━━ Records supplied ━━
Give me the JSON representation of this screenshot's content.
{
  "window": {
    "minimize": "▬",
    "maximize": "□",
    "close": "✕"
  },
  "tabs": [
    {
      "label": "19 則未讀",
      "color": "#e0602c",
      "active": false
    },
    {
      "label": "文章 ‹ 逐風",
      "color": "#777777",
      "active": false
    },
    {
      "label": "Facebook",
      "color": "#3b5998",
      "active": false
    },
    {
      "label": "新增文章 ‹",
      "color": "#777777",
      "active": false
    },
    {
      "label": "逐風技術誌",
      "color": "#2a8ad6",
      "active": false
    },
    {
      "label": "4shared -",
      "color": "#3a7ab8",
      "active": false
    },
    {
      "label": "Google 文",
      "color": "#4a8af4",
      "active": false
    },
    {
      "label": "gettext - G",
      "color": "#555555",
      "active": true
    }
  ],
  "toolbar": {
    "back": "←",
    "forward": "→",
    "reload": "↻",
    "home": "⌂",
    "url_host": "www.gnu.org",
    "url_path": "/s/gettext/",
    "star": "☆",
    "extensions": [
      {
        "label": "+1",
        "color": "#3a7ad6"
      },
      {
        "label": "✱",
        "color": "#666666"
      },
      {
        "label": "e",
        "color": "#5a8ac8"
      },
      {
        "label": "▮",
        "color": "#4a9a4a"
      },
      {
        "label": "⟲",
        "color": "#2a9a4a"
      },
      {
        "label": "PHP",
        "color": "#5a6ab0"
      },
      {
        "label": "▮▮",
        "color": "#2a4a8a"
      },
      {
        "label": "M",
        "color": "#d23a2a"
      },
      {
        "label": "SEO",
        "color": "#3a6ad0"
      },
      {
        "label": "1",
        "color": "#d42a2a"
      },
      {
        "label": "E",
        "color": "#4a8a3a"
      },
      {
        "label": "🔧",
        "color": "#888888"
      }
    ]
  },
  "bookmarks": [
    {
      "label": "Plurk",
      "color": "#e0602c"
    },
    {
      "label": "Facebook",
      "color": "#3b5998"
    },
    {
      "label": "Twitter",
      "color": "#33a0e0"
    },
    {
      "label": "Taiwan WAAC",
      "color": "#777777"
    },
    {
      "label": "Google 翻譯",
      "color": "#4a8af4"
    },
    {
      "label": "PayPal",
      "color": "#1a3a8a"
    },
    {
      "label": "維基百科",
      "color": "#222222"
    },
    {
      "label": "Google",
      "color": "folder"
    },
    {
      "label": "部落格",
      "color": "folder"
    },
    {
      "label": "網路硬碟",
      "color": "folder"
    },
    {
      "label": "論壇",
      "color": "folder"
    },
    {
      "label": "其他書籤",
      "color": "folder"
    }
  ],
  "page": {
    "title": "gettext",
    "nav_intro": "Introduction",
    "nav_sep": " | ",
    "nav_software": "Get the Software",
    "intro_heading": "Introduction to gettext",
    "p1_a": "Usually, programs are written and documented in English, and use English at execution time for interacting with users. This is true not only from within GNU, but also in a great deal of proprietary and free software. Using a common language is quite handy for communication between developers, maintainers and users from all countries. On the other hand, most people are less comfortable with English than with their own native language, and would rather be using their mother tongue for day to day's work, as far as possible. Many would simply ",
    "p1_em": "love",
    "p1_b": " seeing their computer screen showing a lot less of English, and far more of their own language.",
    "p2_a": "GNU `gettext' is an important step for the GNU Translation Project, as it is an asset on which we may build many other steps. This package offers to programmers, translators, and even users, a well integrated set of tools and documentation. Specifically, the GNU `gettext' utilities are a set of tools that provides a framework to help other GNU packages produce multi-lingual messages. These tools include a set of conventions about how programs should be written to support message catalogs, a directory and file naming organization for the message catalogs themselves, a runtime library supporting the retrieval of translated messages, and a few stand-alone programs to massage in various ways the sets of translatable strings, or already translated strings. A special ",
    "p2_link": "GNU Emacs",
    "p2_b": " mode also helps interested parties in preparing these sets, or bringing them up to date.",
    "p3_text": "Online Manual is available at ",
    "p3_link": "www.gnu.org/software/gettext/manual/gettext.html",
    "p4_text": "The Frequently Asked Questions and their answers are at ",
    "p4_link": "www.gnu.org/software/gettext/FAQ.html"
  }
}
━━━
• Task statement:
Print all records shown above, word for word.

• Output for this exercise:
Give me the JSON representation of this screenshot's content.
{
  "window": {
    "minimize": "▬",
    "maximize": "□",
    "close": "✕"
  },
  "tabs": [
    {
      "label": "19 則未讀",
      "color": "#e0602c",
      "active": false
    },
    {
      "label": "文章 ‹ 逐風",
      "color": "#777777",
      "active": false
    },
    {
      "label": "Facebook",
      "color": "#3b5998",
      "active": false
    },
    {
      "label": "新增文章 ‹",
      "color": "#777777",
      "active": false
    },
    {
      "label": "逐風技術誌",
      "color": "#2a8ad6",
      "active": false
    },
    {
      "label": "4shared -",
      "color": "#3a7ab8",
      "active": false
    },
    {
      "label": "Google 文",
      "color": "#4a8af4",
      "active": false
    },
    {
      "label": "gettext - G",
      "color": "#555555",
      "active": true
    }
  ],
  "toolbar": {
    "back": "←",
    "forward": "→",
    "reload": "↻",
    "home": "⌂",
    "url_host": "www.gnu.org",
    "url_path": "/s/gettext/",
    "star": "☆",
    "extensions": [
      {
        "label": "+1",
        "color": "#3a7ad6"
      },
      {
        "label": "✱",
        "color": "#666666"
      },
      {
        "label": "e",
        "color": "#5a8ac8"
      },
      {
        "label": "▮",
        "color": "#4a9a4a"
      },
      {
        "label": "⟲",
        "color": "#2a9a4a"
      },
      {
        "label": "PHP",
        "color": "#5a6ab0"
      },
      {
        "label": "▮▮",
        "color": "#2a4a8a"
      },
      {
        "label": "M",
        "color": "#d23a2a"
      },
      {
        "label": "SEO",
        "color": "#3a6ad0"
      },
      {
        "label": "1",
        "color": "#d42a2a"
      },
      {
        "label": "E",
        "color": "#4a8a3a"
      },
      {
        "label": "🔧",
        "color": "#888888"
      }
    ]
  },
  "bookmarks": [
    {
      "label": "Plurk",
      "color": "#e0602c"
    },
    {
      "label": "Facebook",
      "color": "#3b5998"
    },
    {
      "label": "Twitter",
      "color": "#33a0e0"
    },
    {
      "label": "Taiwan WAAC",
      "color": "#777777"
    },
    {
      "label": "Google 翻譯",
      "color": "#4a8af4"
    },
    {
      "label": "PayPal",
      "color": "#1a3a8a"
    },
    {
      "label": "維基百科",
      "color": "#222222"
    },
    {
      "label": "Google",
      "color": "folder"
    },
    {
      "label": "部落格",
      "color": "folder"
    },
    {
      "label": "網路硬碟",
      "color": "folder"
    },
    {
      "label": "論壇",
      "color": "folder"
    },
    {
      "label": "其他書籤",
      "color": "folder"
    }
  ],
  "page": {
    "title": "gettext",
    "nav_intro": "Introduction",
    "nav_sep": " | ",
    "nav_software": "Get the Software",
    "intro_heading": "Introduction to gettext",
    "p1_a": "Usually, programs are written and documented in English, and use English at execution time for interacting with users. This is true not only from within GNU, but also in a great deal of proprietary and free software. Using a common language is quite handy for communication between developers, maintainers and users from all countries. On the other hand, most people are less comfortable with English than with their own native language, and would rather be using their mother tongue for day to day's work, as far as possible. Many would simply ",
    "p1_em": "love",
    "p1_b": " seeing their computer screen showing a lot less of English, and far more of their own language.",
    "p2_a": "GNU `gettext' is an important step for the GNU Translation Project, as it is an asset on which we may build many other steps. This package offers to programmers, translators, and even users, a well integrated set of tools and documentation. Specifically, the GNU `gettext' utilities are a set of tools that provides a framework to help other GNU packages produce multi-lingual messages. These tools include a set of conventions about how programs should be written to support message catalogs, a directory and file naming organization for the message catalogs themselves, a runtime library supporting the retrieval of translated messages, and a few stand-alone programs to massage in various ways the sets of translatable strings, or already translated strings. A special ",
    "p2_link": "GNU Emacs",
    "p2_b": " mode also helps interested parties in preparing these sets, or bringing them up to date.",
    "p3_text": "Online Manual is available at ",
    "p3_link": "www.gnu.org/software/gettext/manual/gettext.html",
    "p4_text": "The Frequently Asked Questions and their answers are at ",
    "p4_link": "www.gnu.org/software/gettext/FAQ.html"
  }
}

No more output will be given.